--- START ---
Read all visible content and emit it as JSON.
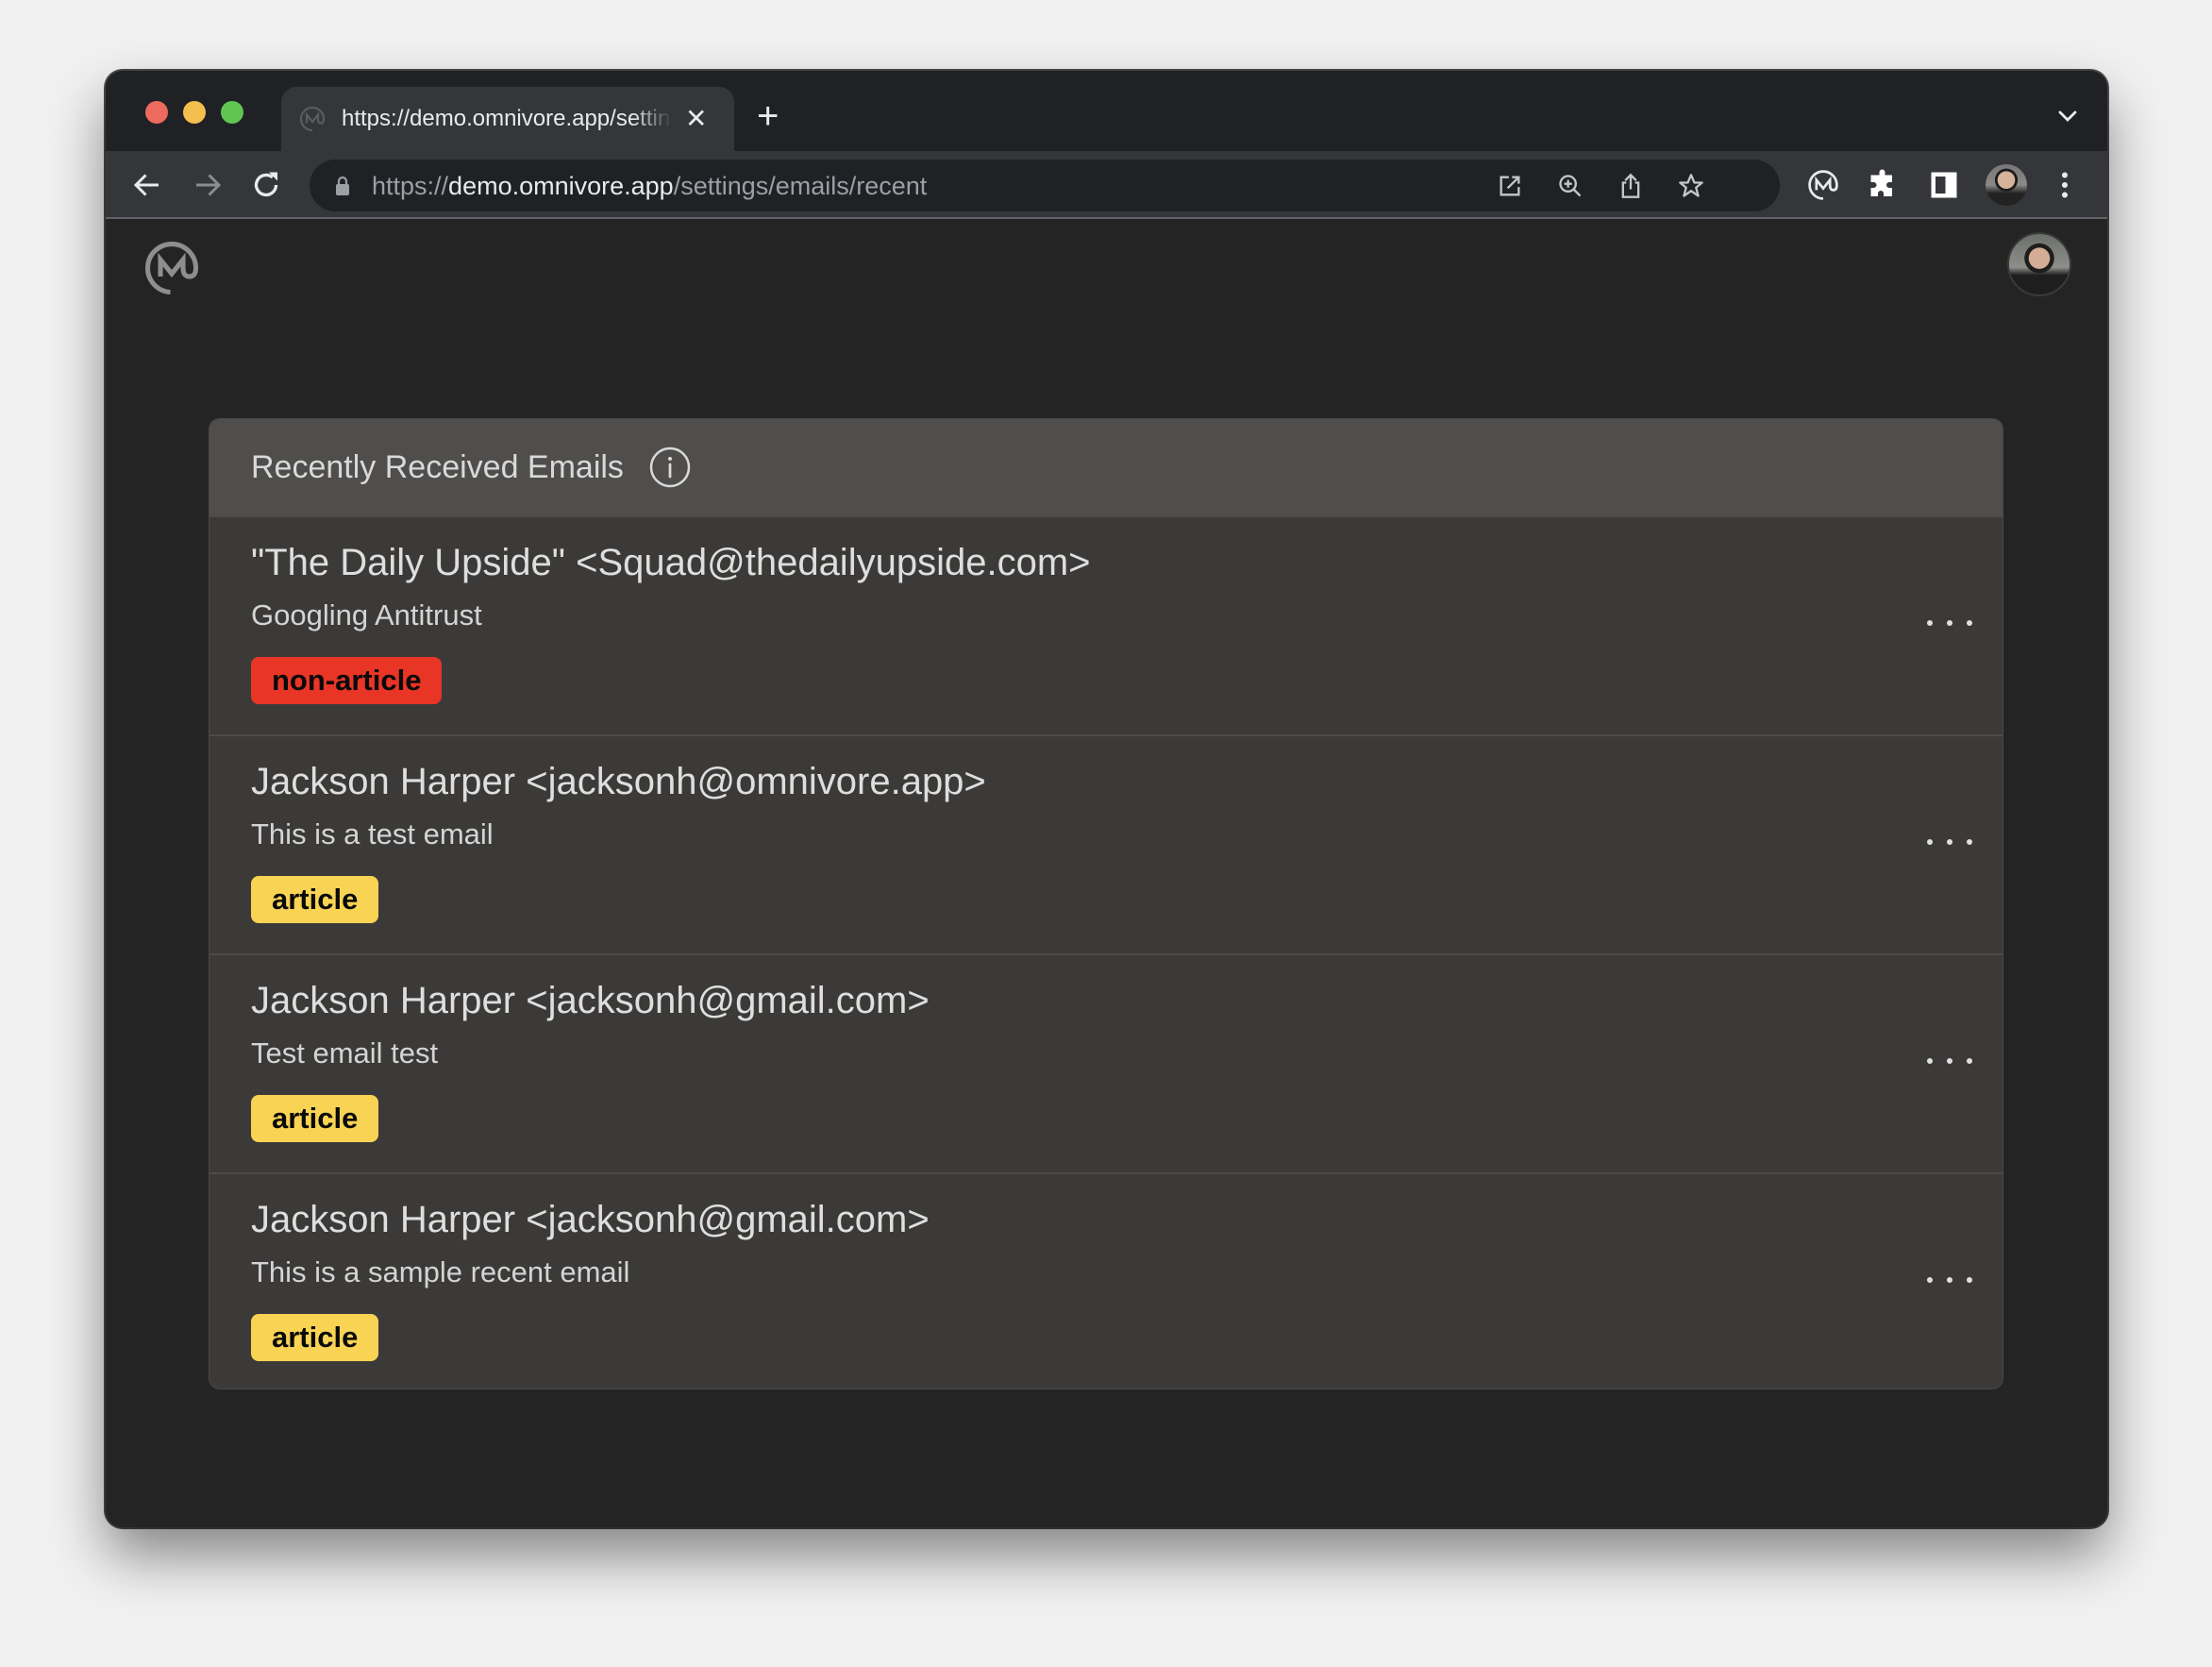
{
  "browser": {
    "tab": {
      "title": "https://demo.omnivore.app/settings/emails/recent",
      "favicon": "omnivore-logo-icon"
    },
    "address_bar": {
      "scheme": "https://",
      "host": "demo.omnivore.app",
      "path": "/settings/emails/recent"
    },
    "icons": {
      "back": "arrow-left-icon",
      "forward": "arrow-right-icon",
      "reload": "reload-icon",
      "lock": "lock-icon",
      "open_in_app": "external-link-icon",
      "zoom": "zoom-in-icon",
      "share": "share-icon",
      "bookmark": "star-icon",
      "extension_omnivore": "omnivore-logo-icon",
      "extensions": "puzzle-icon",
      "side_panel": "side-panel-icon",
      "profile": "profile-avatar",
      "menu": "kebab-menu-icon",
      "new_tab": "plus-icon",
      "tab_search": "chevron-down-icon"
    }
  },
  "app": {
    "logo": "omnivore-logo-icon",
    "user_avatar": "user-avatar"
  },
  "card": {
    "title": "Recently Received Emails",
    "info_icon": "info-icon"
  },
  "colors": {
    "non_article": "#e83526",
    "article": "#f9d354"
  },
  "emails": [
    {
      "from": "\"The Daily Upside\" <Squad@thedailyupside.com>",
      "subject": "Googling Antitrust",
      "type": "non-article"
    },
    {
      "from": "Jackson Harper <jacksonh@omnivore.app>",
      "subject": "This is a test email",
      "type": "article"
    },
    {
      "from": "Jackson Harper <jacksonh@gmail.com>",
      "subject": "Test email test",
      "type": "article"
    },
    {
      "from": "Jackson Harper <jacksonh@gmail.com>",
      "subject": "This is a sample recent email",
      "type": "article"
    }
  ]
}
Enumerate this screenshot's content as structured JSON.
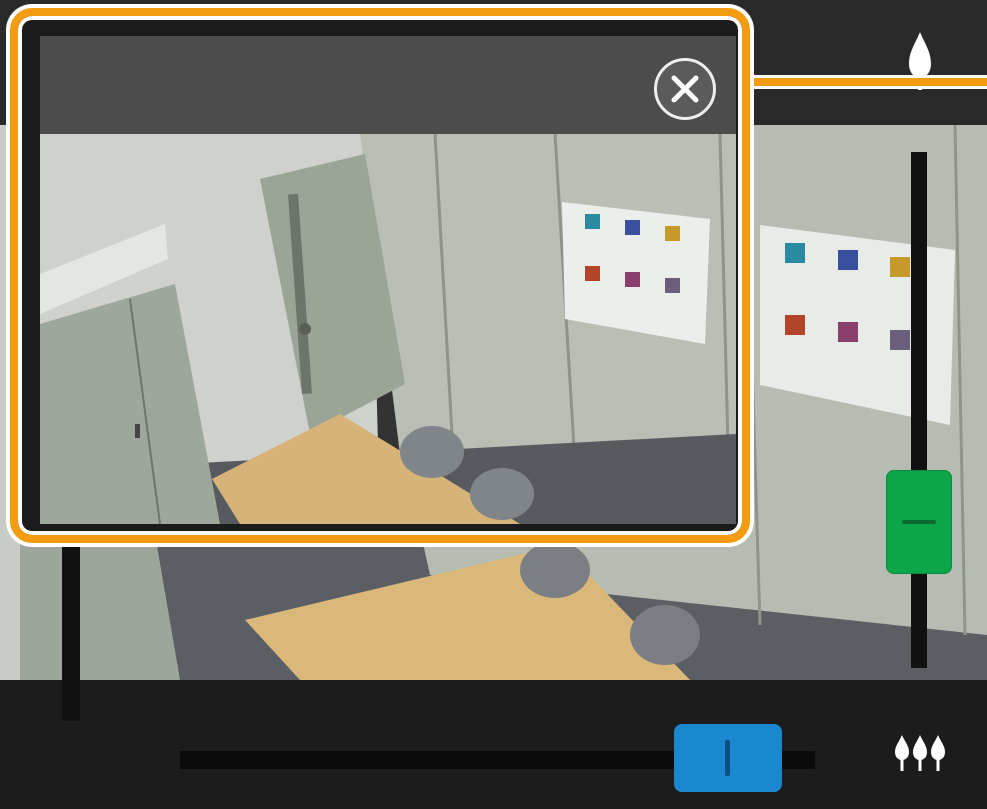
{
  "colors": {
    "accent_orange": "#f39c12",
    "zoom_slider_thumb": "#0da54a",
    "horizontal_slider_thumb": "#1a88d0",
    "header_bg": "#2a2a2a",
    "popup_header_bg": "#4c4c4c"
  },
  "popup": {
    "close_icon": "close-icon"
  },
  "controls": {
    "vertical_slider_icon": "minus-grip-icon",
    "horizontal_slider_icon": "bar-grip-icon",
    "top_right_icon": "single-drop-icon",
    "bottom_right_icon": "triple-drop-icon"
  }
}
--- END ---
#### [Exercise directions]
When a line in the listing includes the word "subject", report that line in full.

#### [Answer to this exercise]
      "subject": "Googling Antitrust",
      "subject": "This is a test email",
      "subject": "Test email test",
      "subject": "This is a sample recent email",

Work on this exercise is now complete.